[[ DATA EXTRACT, beginning ]]

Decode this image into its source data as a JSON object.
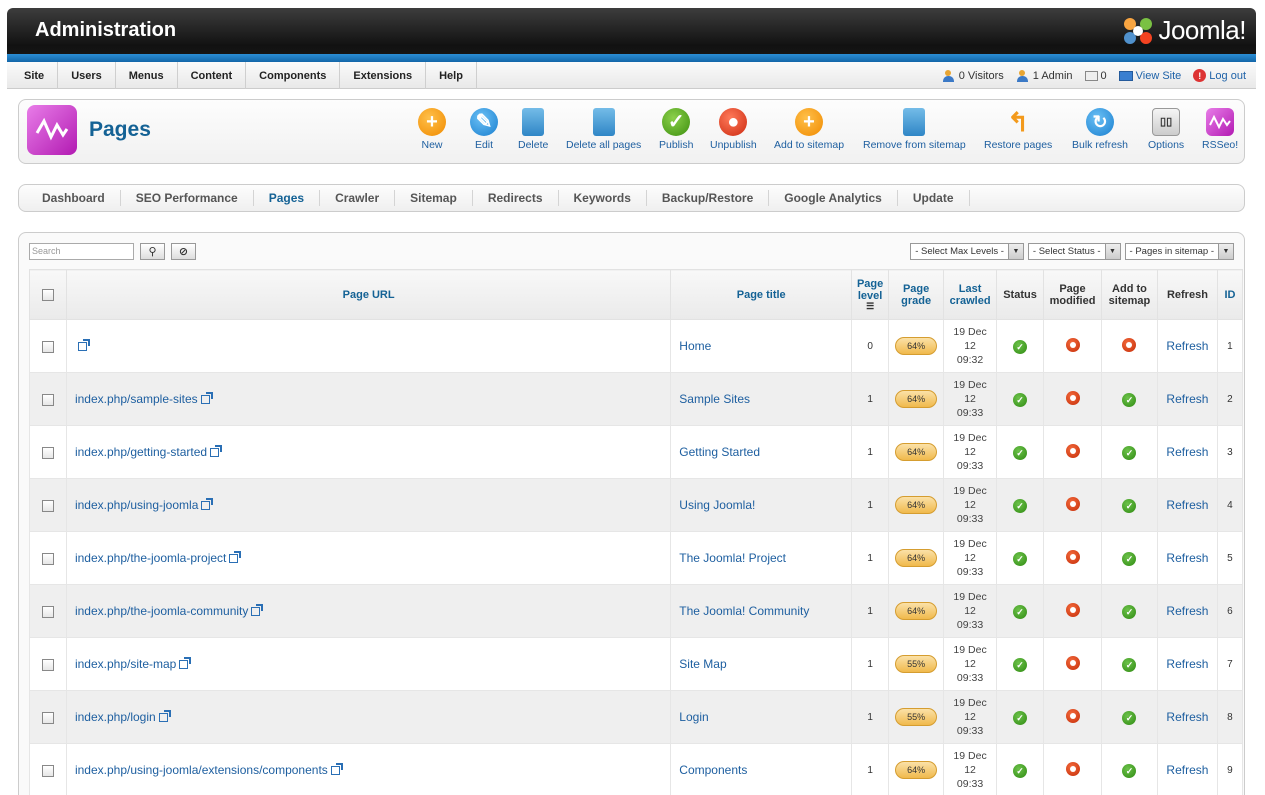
{
  "header": {
    "title": "Administration",
    "logo_text": "Joomla!"
  },
  "menu": [
    "Site",
    "Users",
    "Menus",
    "Content",
    "Components",
    "Extensions",
    "Help"
  ],
  "status": {
    "visitors": "0 Visitors",
    "admin": "1 Admin",
    "messages": "0",
    "view_site": "View Site",
    "logout": "Log out"
  },
  "toolbar": {
    "title": "Pages",
    "buttons": [
      "New",
      "Edit",
      "Delete",
      "Delete all pages",
      "Publish",
      "Unpublish",
      "Add to sitemap",
      "Remove from sitemap",
      "Restore pages",
      "Bulk refresh",
      "Options",
      "RSSeo!"
    ]
  },
  "tabs": [
    "Dashboard",
    "SEO Performance",
    "Pages",
    "Crawler",
    "Sitemap",
    "Redirects",
    "Keywords",
    "Backup/Restore",
    "Google Analytics",
    "Update"
  ],
  "filters": {
    "search_placeholder": "Search",
    "max_levels": "- Select Max Levels -",
    "select_status": "- Select Status -",
    "pages_in_sitemap": "- Pages in sitemap -"
  },
  "table": {
    "headers": {
      "url": "Page URL",
      "title": "Page title",
      "level": "Page level",
      "grade": "Page grade",
      "crawled": "Last crawled",
      "status": "Status",
      "modified": "Page modified",
      "sitemap": "Add to sitemap",
      "refresh": "Refresh",
      "id": "ID"
    },
    "rows": [
      {
        "url": "",
        "title": "Home",
        "level": "0",
        "grade": "64%",
        "date": "19 Dec",
        "day": "12",
        "time": "09:32",
        "sitemap": "no",
        "refresh": "Refresh",
        "id": "1"
      },
      {
        "url": "index.php/sample-sites",
        "title": "Sample Sites",
        "level": "1",
        "grade": "64%",
        "date": "19 Dec",
        "day": "12",
        "time": "09:33",
        "sitemap": "yes",
        "refresh": "Refresh",
        "id": "2"
      },
      {
        "url": "index.php/getting-started",
        "title": "Getting Started",
        "level": "1",
        "grade": "64%",
        "date": "19 Dec",
        "day": "12",
        "time": "09:33",
        "sitemap": "yes",
        "refresh": "Refresh",
        "id": "3"
      },
      {
        "url": "index.php/using-joomla",
        "title": "Using Joomla!",
        "level": "1",
        "grade": "64%",
        "date": "19 Dec",
        "day": "12",
        "time": "09:33",
        "sitemap": "yes",
        "refresh": "Refresh",
        "id": "4"
      },
      {
        "url": "index.php/the-joomla-project",
        "title": "The Joomla! Project",
        "level": "1",
        "grade": "64%",
        "date": "19 Dec",
        "day": "12",
        "time": "09:33",
        "sitemap": "yes",
        "refresh": "Refresh",
        "id": "5"
      },
      {
        "url": "index.php/the-joomla-community",
        "title": "The Joomla! Community",
        "level": "1",
        "grade": "64%",
        "date": "19 Dec",
        "day": "12",
        "time": "09:33",
        "sitemap": "yes",
        "refresh": "Refresh",
        "id": "6"
      },
      {
        "url": "index.php/site-map",
        "title": "Site Map",
        "level": "1",
        "grade": "55%",
        "date": "19 Dec",
        "day": "12",
        "time": "09:33",
        "sitemap": "yes",
        "refresh": "Refresh",
        "id": "7"
      },
      {
        "url": "index.php/login",
        "title": "Login",
        "level": "1",
        "grade": "55%",
        "date": "19 Dec",
        "day": "12",
        "time": "09:33",
        "sitemap": "yes",
        "refresh": "Refresh",
        "id": "8"
      },
      {
        "url": "index.php/using-joomla/extensions/components",
        "title": "Components",
        "level": "1",
        "grade": "64%",
        "date": "19 Dec",
        "day": "12",
        "time": "09:33",
        "sitemap": "yes",
        "refresh": "Refresh",
        "id": "9"
      }
    ]
  }
}
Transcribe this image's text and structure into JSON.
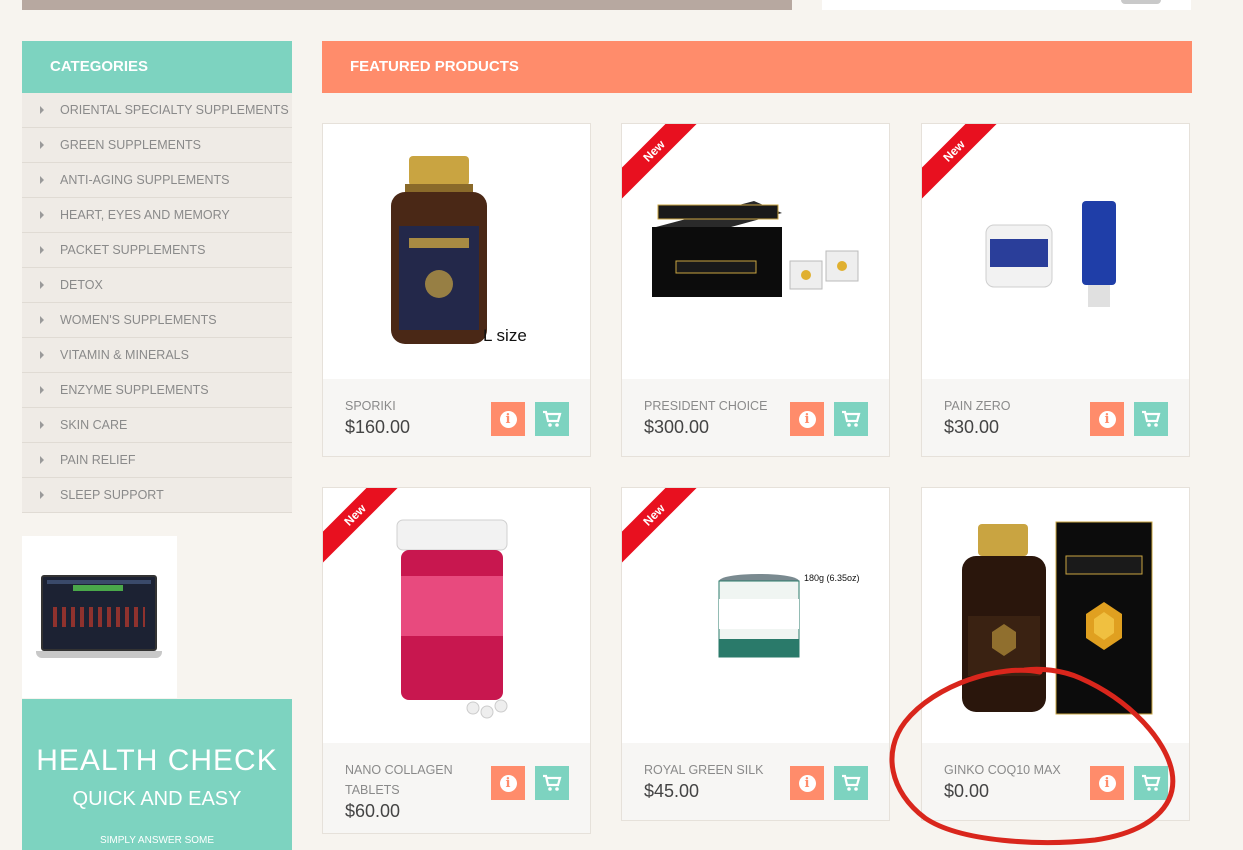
{
  "sidebar": {
    "title": "CATEGORIES",
    "items": [
      {
        "label": "ORIENTAL SPECIALTY SUPPLEMENTS"
      },
      {
        "label": "GREEN SUPPLEMENTS"
      },
      {
        "label": "ANTI-AGING SUPPLEMENTS"
      },
      {
        "label": "HEART, EYES AND MEMORY"
      },
      {
        "label": "PACKET SUPPLEMENTS"
      },
      {
        "label": "DETOX"
      },
      {
        "label": "WOMEN'S SUPPLEMENTS"
      },
      {
        "label": "VITAMIN & MINERALS"
      },
      {
        "label": "ENZYME SUPPLEMENTS"
      },
      {
        "label": "SKIN CARE"
      },
      {
        "label": "PAIN RELIEF"
      },
      {
        "label": "SLEEP SUPPORT"
      }
    ],
    "health": {
      "title": "HEALTH CHECK",
      "subtitle": "QUICK AND EASY",
      "note": "SIMPLY ANSWER SOME"
    }
  },
  "featured": {
    "title": "FEATURED PRODUCTS",
    "products": [
      {
        "name": "SPORIKI",
        "price": "$160.00",
        "badge": "",
        "image_caption": "L size",
        "icons": [
          "info-icon",
          "cart-icon"
        ]
      },
      {
        "name": "PRESIDENT CHOICE",
        "price": "$300.00",
        "badge": "New",
        "image_caption": "",
        "icons": [
          "info-icon",
          "cart-icon"
        ]
      },
      {
        "name": "PAIN ZERO",
        "price": "$30.00",
        "badge": "New",
        "image_caption": "",
        "icons": [
          "info-icon",
          "cart-icon"
        ]
      },
      {
        "name": "NANO COLLAGEN TABLETS",
        "price": "$60.00",
        "badge": "New",
        "image_caption": "",
        "icons": [
          "info-icon",
          "cart-icon"
        ]
      },
      {
        "name": "ROYAL GREEN SILK",
        "price": "$45.00",
        "badge": "New",
        "image_caption": "180g (6.35oz)",
        "icons": [
          "info-icon",
          "cart-icon"
        ]
      },
      {
        "name": "GINKO COQ10 MAX",
        "price": "$0.00",
        "badge": "",
        "image_caption": "",
        "icons": [
          "info-icon",
          "cart-icon"
        ]
      }
    ]
  },
  "colors": {
    "teal": "#7dd3c0",
    "coral": "#ff8c6b",
    "ribbon_red": "#e8101f",
    "annotation_red": "#d9261c"
  }
}
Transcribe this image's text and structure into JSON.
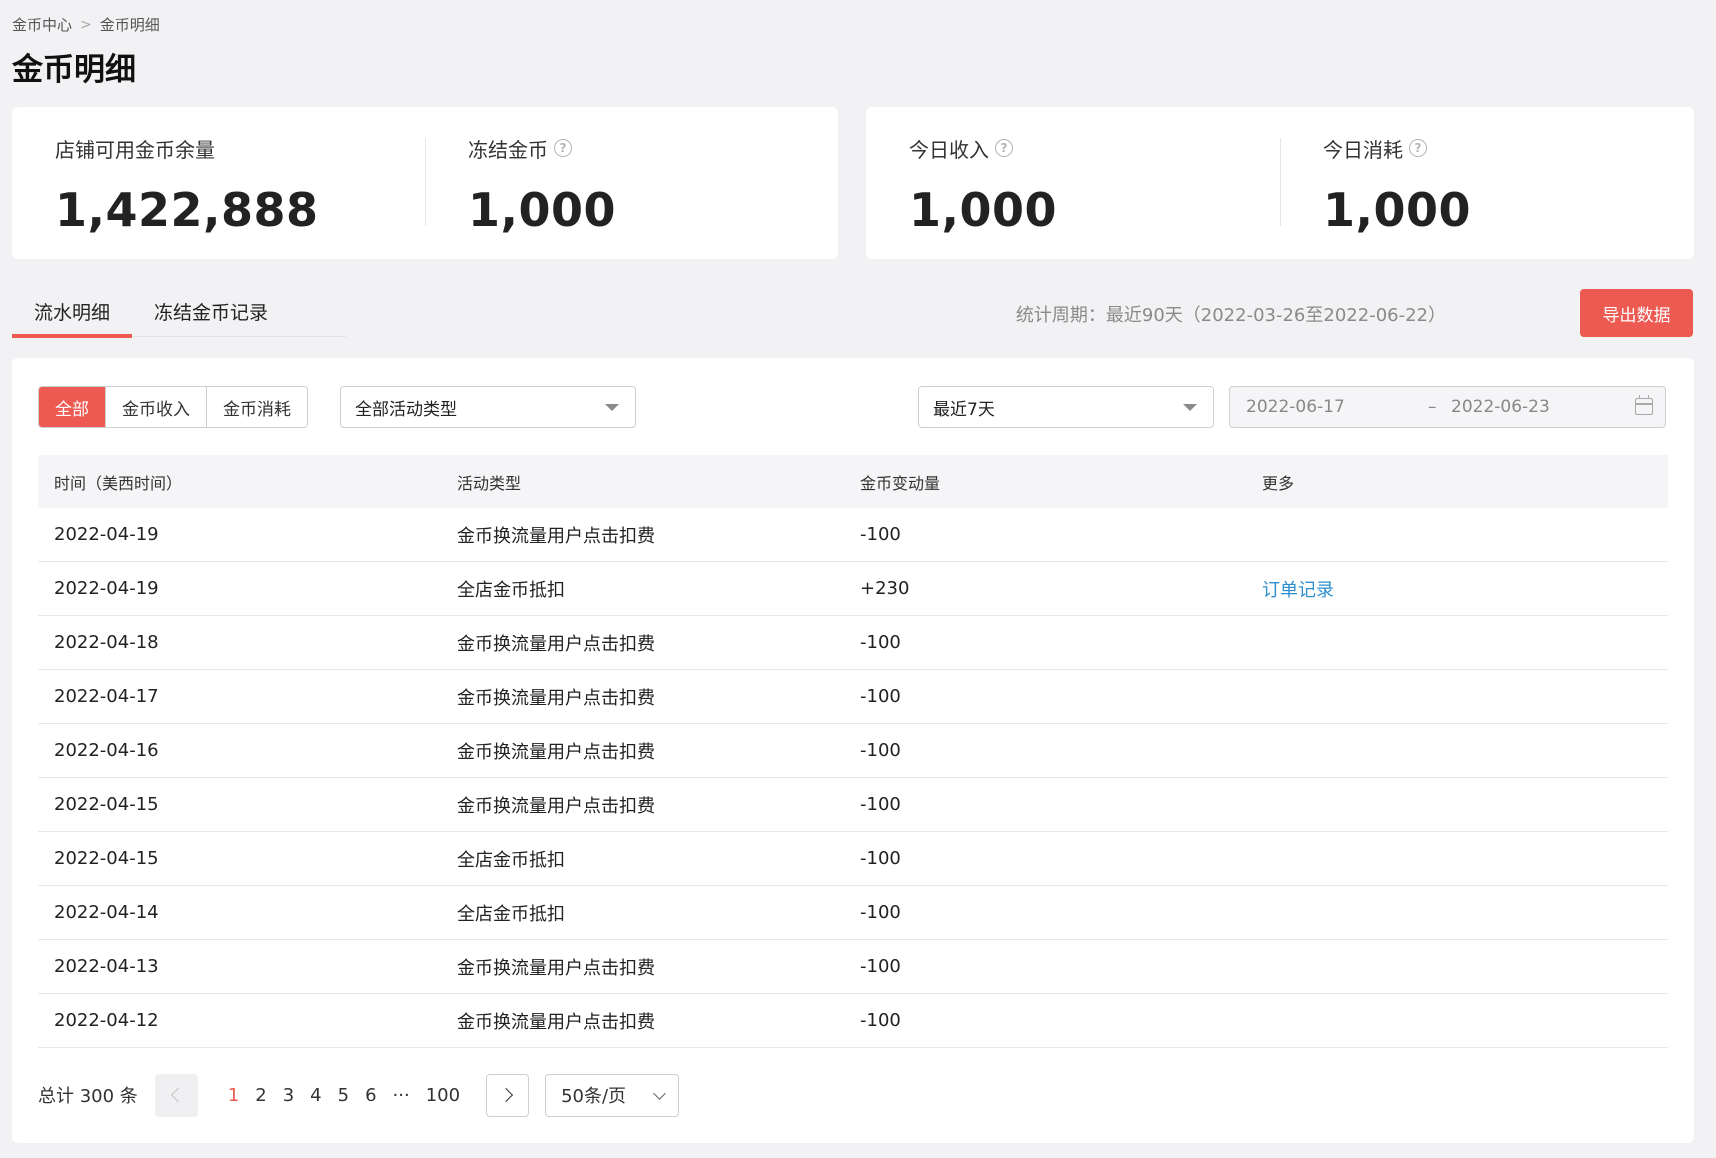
{
  "breadcrumb": {
    "items": [
      "金币中心",
      "金币明细"
    ],
    "separator": ">"
  },
  "page_title": "金币明细",
  "stats": [
    {
      "label": "店铺可用金币余量",
      "value": "1,422,888",
      "help": false
    },
    {
      "label": "冻结金币",
      "value": "1,000",
      "help": true
    },
    {
      "label": "今日收入",
      "value": "1,000",
      "help": true
    },
    {
      "label": "今日消耗",
      "value": "1,000",
      "help": true
    }
  ],
  "help_glyph": "?",
  "tabs": [
    {
      "label": "流水明细",
      "active": true
    },
    {
      "label": "冻结金币记录",
      "active": false
    }
  ],
  "period_text": "统计周期：最近90天（2022-03-26至2022-06-22）",
  "export_label": "导出数据",
  "filters": {
    "segments": [
      {
        "label": "全部",
        "active": true
      },
      {
        "label": "金币收入",
        "active": false
      },
      {
        "label": "金币消耗",
        "active": false
      }
    ],
    "activity_select": "全部活动类型",
    "range_select": "最近7天",
    "date_start": "2022-06-17",
    "date_separator": "–",
    "date_end": "2022-06-23"
  },
  "table": {
    "headers": [
      "时间（美西时间）",
      "活动类型",
      "金币变动量",
      "更多"
    ],
    "rows": [
      [
        "2022-04-19",
        "金币换流量用户点击扣费",
        "-100",
        ""
      ],
      [
        "2022-04-19",
        "全店金币抵扣",
        "+230",
        "订单记录"
      ],
      [
        "2022-04-18",
        "金币换流量用户点击扣费",
        "-100",
        ""
      ],
      [
        "2022-04-17",
        "金币换流量用户点击扣费",
        "-100",
        ""
      ],
      [
        "2022-04-16",
        "金币换流量用户点击扣费",
        "-100",
        ""
      ],
      [
        "2022-04-15",
        "金币换流量用户点击扣费",
        "-100",
        ""
      ],
      [
        "2022-04-15",
        "全店金币抵扣",
        "-100",
        ""
      ],
      [
        "2022-04-14",
        "全店金币抵扣",
        "-100",
        ""
      ],
      [
        "2022-04-13",
        "金币换流量用户点击扣费",
        "-100",
        ""
      ],
      [
        "2022-04-12",
        "金币换流量用户点击扣费",
        "-100",
        ""
      ]
    ]
  },
  "pagination": {
    "total": "总计 300 条",
    "pages": [
      "1",
      "2",
      "3",
      "4",
      "5",
      "6",
      "···",
      "100"
    ],
    "current": "1",
    "per_page": "50条/页"
  },
  "colors": {
    "accent": "#ec5a52",
    "link": "#2f8fce",
    "background": "#f2f2f4"
  }
}
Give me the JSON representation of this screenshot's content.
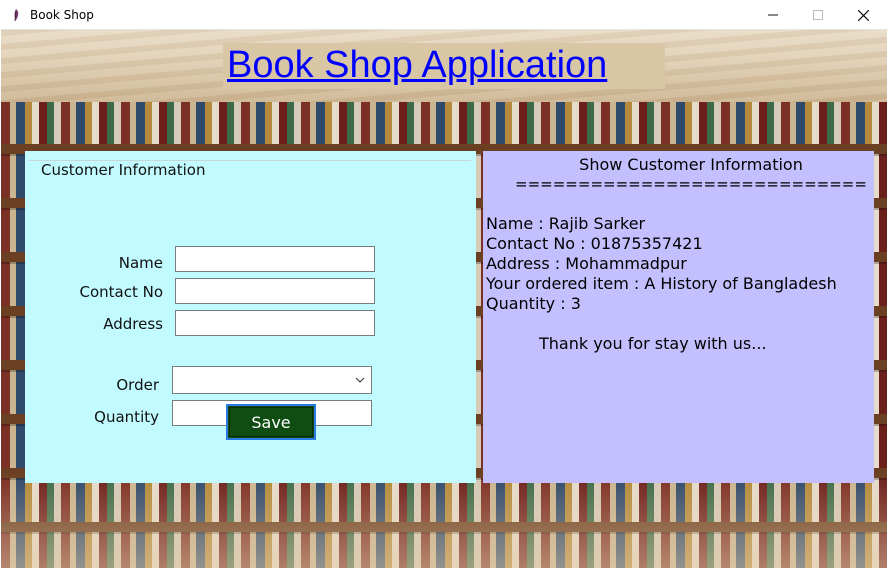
{
  "window": {
    "title": "Book Shop",
    "icon": "feather-icon"
  },
  "header": {
    "title": "Book Shop Application"
  },
  "customer_form": {
    "group_label": "Customer Information",
    "labels": {
      "name": "Name",
      "contact": "Contact No",
      "address": "Address",
      "order": "Order",
      "quantity": "Quantity"
    },
    "values": {
      "name": "",
      "contact": "",
      "address": "",
      "order": "",
      "quantity": ""
    },
    "save_label": "Save"
  },
  "info_panel": {
    "title": "Show Customer Information",
    "separator": "============================",
    "lines": [
      "Name : Rajib Sarker",
      "Contact No : 01875357421",
      "Address : Mohammadpur",
      "Your ordered item : A History of Bangladesh",
      "Quantity : 3"
    ],
    "thanks": "Thank you for stay with us..."
  },
  "colors": {
    "form_panel_bg": "#c2fbff",
    "info_panel_bg": "#c4c0ff",
    "save_button_bg": "#0f4d12",
    "title_text": "#0000ff"
  }
}
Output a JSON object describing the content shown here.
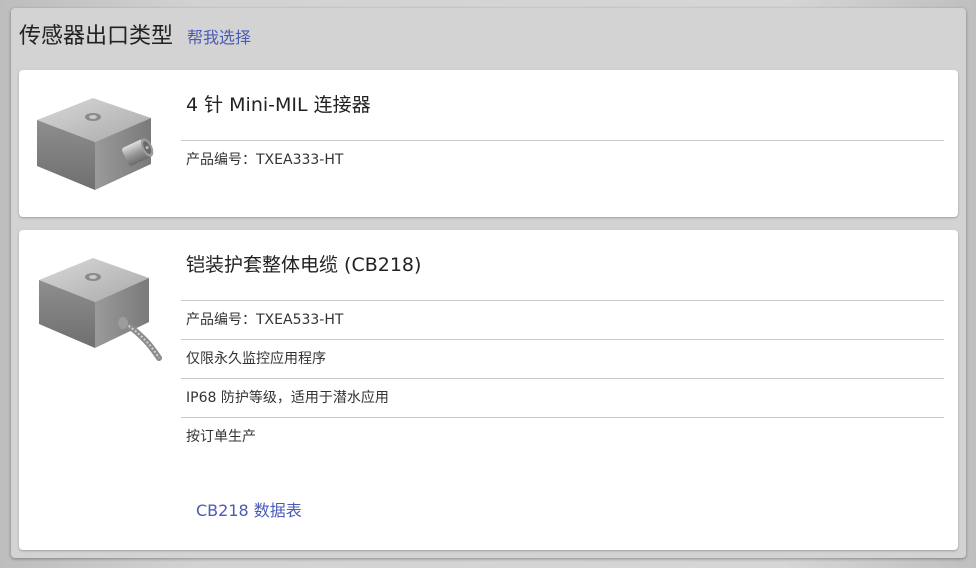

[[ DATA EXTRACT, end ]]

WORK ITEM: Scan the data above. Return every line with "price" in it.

RESULT OF THE TASK:
        "price": "$160.00",
        "price": "$300.00",
        "price": "$30.00",
        "price": "$60.00",
        "price": "$45.00",
        "price": "$0.00",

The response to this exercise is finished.